● **TASK GOAL**: Write the data below out again, exactly as each line reads.

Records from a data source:

════════════════════

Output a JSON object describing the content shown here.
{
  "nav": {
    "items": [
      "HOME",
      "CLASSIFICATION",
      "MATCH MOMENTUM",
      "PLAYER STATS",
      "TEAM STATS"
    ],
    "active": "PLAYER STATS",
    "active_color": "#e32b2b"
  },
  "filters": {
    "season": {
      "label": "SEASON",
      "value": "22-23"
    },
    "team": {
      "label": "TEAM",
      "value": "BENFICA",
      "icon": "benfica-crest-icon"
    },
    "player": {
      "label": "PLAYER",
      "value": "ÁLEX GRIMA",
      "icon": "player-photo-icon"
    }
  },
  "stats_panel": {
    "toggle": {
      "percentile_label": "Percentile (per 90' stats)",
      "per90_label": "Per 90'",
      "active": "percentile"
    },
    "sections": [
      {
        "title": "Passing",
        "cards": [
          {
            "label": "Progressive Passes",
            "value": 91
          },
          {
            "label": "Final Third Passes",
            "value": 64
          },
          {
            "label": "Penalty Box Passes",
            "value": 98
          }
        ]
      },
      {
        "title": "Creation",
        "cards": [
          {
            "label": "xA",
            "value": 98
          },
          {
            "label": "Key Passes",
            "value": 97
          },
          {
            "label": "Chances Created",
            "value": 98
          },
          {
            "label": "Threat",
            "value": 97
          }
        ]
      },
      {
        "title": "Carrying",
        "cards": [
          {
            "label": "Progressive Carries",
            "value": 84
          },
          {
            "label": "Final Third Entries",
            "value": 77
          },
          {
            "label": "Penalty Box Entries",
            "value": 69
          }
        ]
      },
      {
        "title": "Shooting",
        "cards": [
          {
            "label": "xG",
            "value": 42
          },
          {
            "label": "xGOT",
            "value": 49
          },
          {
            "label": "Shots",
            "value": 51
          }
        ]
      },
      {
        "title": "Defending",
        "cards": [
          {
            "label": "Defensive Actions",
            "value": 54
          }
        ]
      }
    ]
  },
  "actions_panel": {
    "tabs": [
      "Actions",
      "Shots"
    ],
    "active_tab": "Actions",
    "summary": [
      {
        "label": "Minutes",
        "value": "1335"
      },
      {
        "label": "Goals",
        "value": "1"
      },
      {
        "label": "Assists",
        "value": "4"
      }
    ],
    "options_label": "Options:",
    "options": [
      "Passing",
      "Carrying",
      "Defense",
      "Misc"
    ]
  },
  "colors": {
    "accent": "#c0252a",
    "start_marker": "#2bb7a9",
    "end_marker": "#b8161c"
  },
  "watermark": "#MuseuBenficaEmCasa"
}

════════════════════

● **ANSWER SECTION**:
Output a JSON object describing the content shown here.
{
  "nav": {
    "items": [
      "HOME",
      "CLASSIFICATION",
      "MATCH MOMENTUM",
      "PLAYER STATS",
      "TEAM STATS"
    ],
    "active": "PLAYER STATS",
    "active_color": "#e32b2b"
  },
  "filters": {
    "season": {
      "label": "SEASON",
      "value": "22-23"
    },
    "team": {
      "label": "TEAM",
      "value": "BENFICA",
      "icon": "benfica-crest-icon"
    },
    "player": {
      "label": "PLAYER",
      "value": "ÁLEX GRIMA",
      "icon": "player-photo-icon"
    }
  },
  "stats_panel": {
    "toggle": {
      "percentile_label": "Percentile (per 90' stats)",
      "per90_label": "Per 90'",
      "active": "percentile"
    },
    "sections": [
      {
        "title": "Passing",
        "cards": [
          {
            "label": "Progressive Passes",
            "value": 91
          },
          {
            "label": "Final Third Passes",
            "value": 64
          },
          {
            "label": "Penalty Box Passes",
            "value": 98
          }
        ]
      },
      {
        "title": "Creation",
        "cards": [
          {
            "label": "xA",
            "value": 98
          },
          {
            "label": "Key Passes",
            "value": 97
          },
          {
            "label": "Chances Created",
            "value": 98
          },
          {
            "label": "Threat",
            "value": 97
          }
        ]
      },
      {
        "title": "Carrying",
        "cards": [
          {
            "label": "Progressive Carries",
            "value": 84
          },
          {
            "label": "Final Third Entries",
            "value": 77
          },
          {
            "label": "Penalty Box Entries",
            "value": 69
          }
        ]
      },
      {
        "title": "Shooting",
        "cards": [
          {
            "label": "xG",
            "value": 42
          },
          {
            "label": "xGOT",
            "value": 49
          },
          {
            "label": "Shots",
            "value": 51
          }
        ]
      },
      {
        "title": "Defending",
        "cards": [
          {
            "label": "Defensive Actions",
            "value": 54
          }
        ]
      }
    ]
  },
  "actions_panel": {
    "tabs": [
      "Actions",
      "Shots"
    ],
    "active_tab": "Actions",
    "summary": [
      {
        "label": "Minutes",
        "value": "1335"
      },
      {
        "label": "Goals",
        "value": "1"
      },
      {
        "label": "Assists",
        "value": "4"
      }
    ],
    "options_label": "Options:",
    "options": [
      "Passing",
      "Carrying",
      "Defense",
      "Misc"
    ]
  },
  "colors": {
    "accent": "#c0252a",
    "start_marker": "#2bb7a9",
    "end_marker": "#b8161c"
  },
  "watermark": "#MuseuBenficaEmCasa"
}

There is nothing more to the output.